Expanding Promise Symposium Day 1: Designing Ecosystems of Support for College Promise Populations
On June 2nd, 2021, College Promise and ETS held day one of the Expanding Promise Symposium, a virtual event centered around the findings of five research design teams examining the wrap-around supports and financial sustainability solutions that best aid and enable different groups of students to enter and persist to, through, and beyond college into living-wage jobs and community life. The symposium brought together students, researchers, policymakers, practitioners, and other Promise stakeholders to review and discuss scholarly insights for five key student populations: First-Generation Students, Youth In or Aged-Out of Foster Care, Students with Disabilities, Student Parents, and Students Needing Academic Support.
Day one of the Expanding Promise Symposium focused on Promise program design options for specific student populations and opened with remarks from Dr. Michael Nettles (ETS), Dr. Catherine Millett (ETS), and Dr. Martha Kanter (College Promise). They introduced the event discussing social impacts grown from collaborative efforts to build trust, establish commitments to shared goals, and enable Promise leadership teams across the country to design, implement, and fund sustainable Promise programs tailored to meet the needs of specific student populations. They emphasized the necessity of building Promise programs intentionally designed to increase equitable pathways for students to enter and persist through college into rewarding careers and community life.
The first session, Students at the Center: Weighing In On College Promise Ecosystem Designs, featured a panel of students discussing the unique challenges they met and overcame during their higher education journey. The panel was hosted by Alex Shebanow, Director of Fail State, and featured Martin Hernandez of Alamo Colleges District, Timari Ray of Pellissippi State Community College, Angelique Salizan of Binghamton University, Emily Tarconish of the University of Connecticut, and Waukecha Wilkerson of Sacramento State University.
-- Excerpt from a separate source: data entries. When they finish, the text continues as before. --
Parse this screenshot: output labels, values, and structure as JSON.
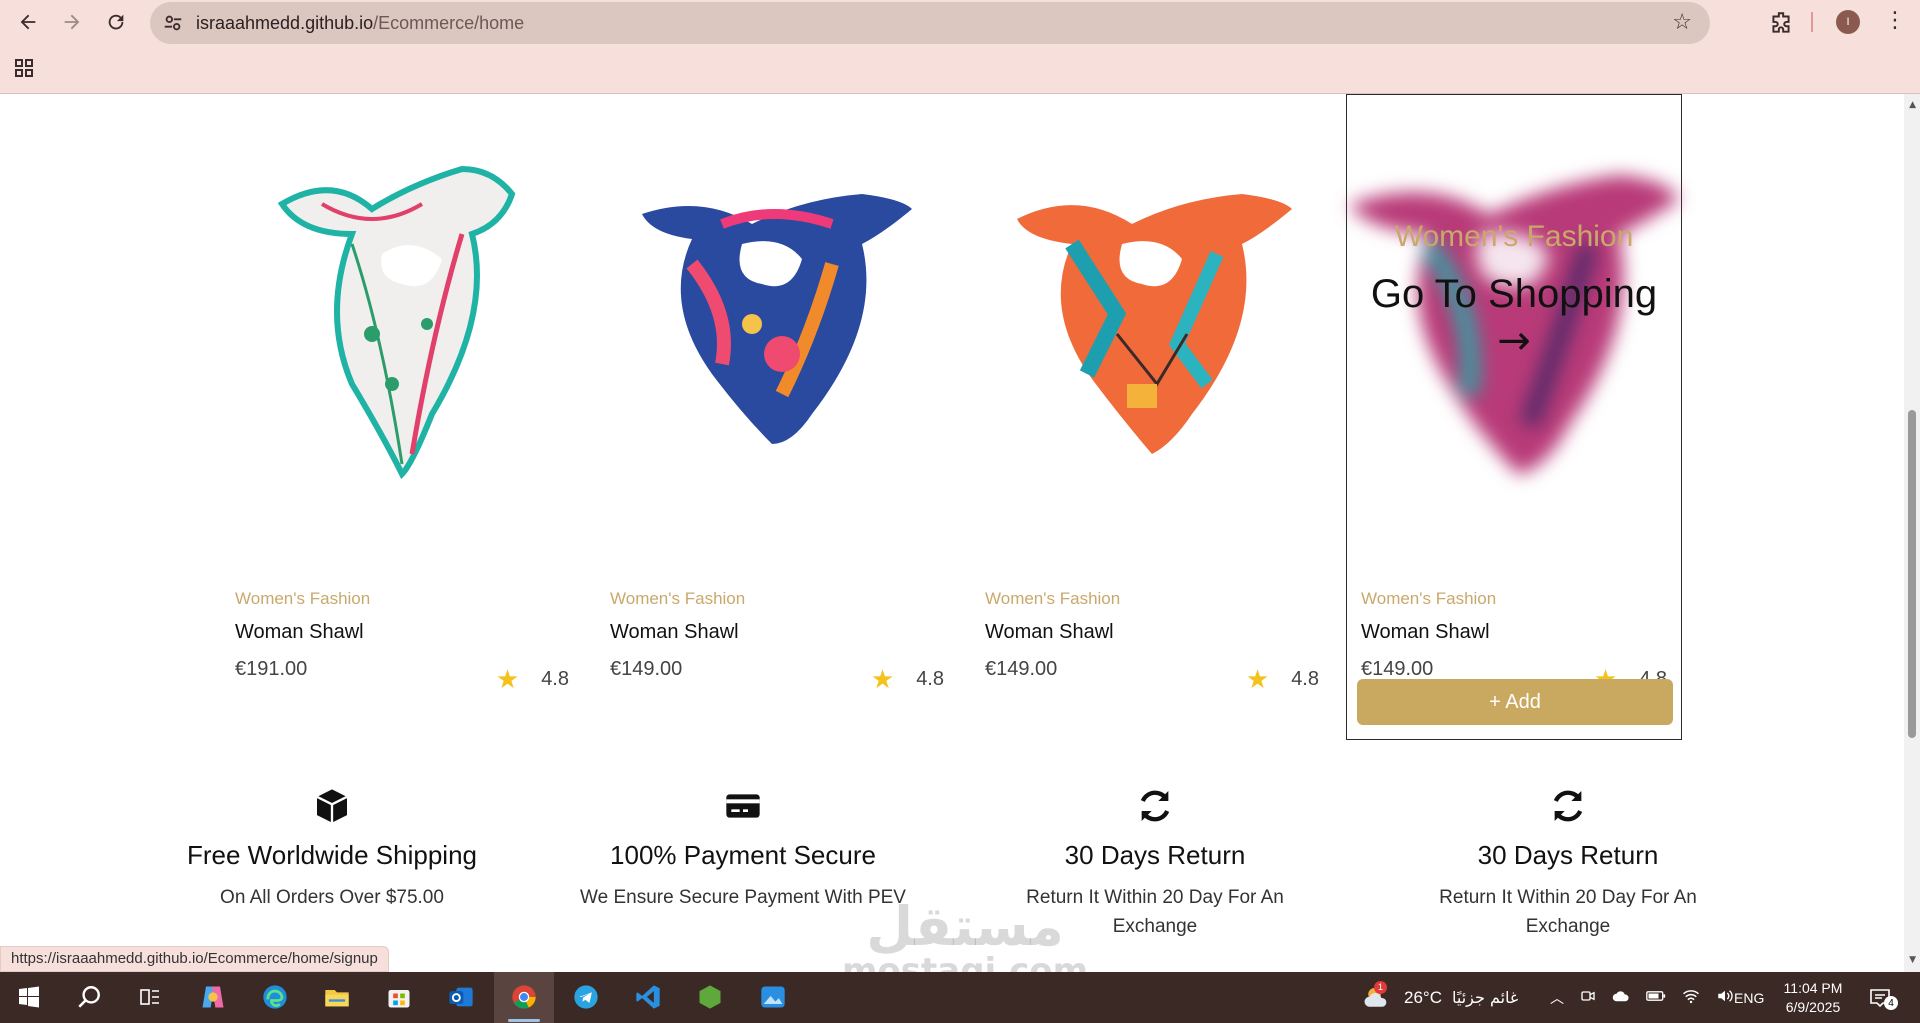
{
  "browser": {
    "url_host": "israaahmedd.github.io",
    "url_path": "/Ecommerce/home",
    "profile_initial": "I"
  },
  "products": [
    {
      "category": "Women's Fashion",
      "name": "Woman Shawl",
      "price": "€191.00",
      "rating": "4.8"
    },
    {
      "category": "Women's Fashion",
      "name": "Woman Shawl",
      "price": "€149.00",
      "rating": "4.8"
    },
    {
      "category": "Women's Fashion",
      "name": "Woman Shawl",
      "price": "€149.00",
      "rating": "4.8"
    },
    {
      "category": "Women's Fashion",
      "name": "Woman Shawl",
      "price": "€149.00",
      "rating": "4.8"
    }
  ],
  "hover_overlay": {
    "category": "Women's Fashion",
    "title": "Go To Shopping",
    "arrow": "→"
  },
  "add_button_label": "+ Add",
  "features": [
    {
      "icon": "box-icon",
      "title": "Free Worldwide Shipping",
      "subtitle": "On All Orders Over $75.00"
    },
    {
      "icon": "credit-card-icon",
      "title": "100% Payment Secure",
      "subtitle": "We Ensure Secure Payment With PEV"
    },
    {
      "icon": "refresh-icon",
      "title": "30 Days Return",
      "subtitle": "Return It Within 20 Day For An Exchange"
    },
    {
      "icon": "refresh-icon",
      "title": "30 Days Return",
      "subtitle": "Return It Within 20 Day For An Exchange"
    }
  ],
  "status_url": "https://israaahmedd.github.io/Ecommerce/home/signup",
  "watermark": {
    "arabic": "مستقل",
    "latin": "mostaqi.com"
  },
  "taskbar": {
    "weather_temp": "26°C",
    "weather_desc": "غائم جزئيًا",
    "weather_badge": "1",
    "language": "ENG",
    "time": "11:04 PM",
    "date": "6/9/2025",
    "notifications": "4"
  },
  "colors": {
    "accent_gold": "#c9a960",
    "category_gold": "#c9a96b",
    "star_yellow": "#f3c21c",
    "chrome_bg": "#f7e0dc"
  }
}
Wilkerson, a student parent, reflected on the current state of student support services: “We expect students to go and find services and then sign up for them when it should be the other way around… so there’s an opt-out option as opposed to an opt-in. That way you capture students who need the services who maybe don’t even know they exist.”
The following session, In Conversation: Postsecondary Perspectives on the Role of College Promise in Supporting Different Student Populations, was moderated by Michael Nettles, Senior Vice President & Edmund W. Gordon Chair of Policy Evaluation and Research at ETS, and featured insights from Nancy Cantor, Chancellor of Rutgers University-Newark, Constance Carroll, Chancellor of San Diego Community College, and Dr. Michael Flores, Chancellor of Alamo Colleges District. The panelists discussed the significant impacts Promise programs have on the specific, diverse student populations they serve.
The first day of the symposium concluded with remarks from a special guest: The Honorable William Haslam, Former Governor of Tennessee. Governor Haslam shared his experience starting the Knox Promise in Tennessee, tnAchieves, and his reflections on the potential of Promise programs. Governor Haslam’s goal is to shift the conversation from college being unattainable to more hopeful messaging. As Haslam said, community colleges open up the realms of possibilities for student populations, and he believes Promise programs should have the resources to provide wraparound supports that will uplift students to succeed to, through, and beyond college.
To watch the full day of sessions, find the recording here. To learn more about the ETS and College Promise Ecosystems initiatives, visit the event webpage here.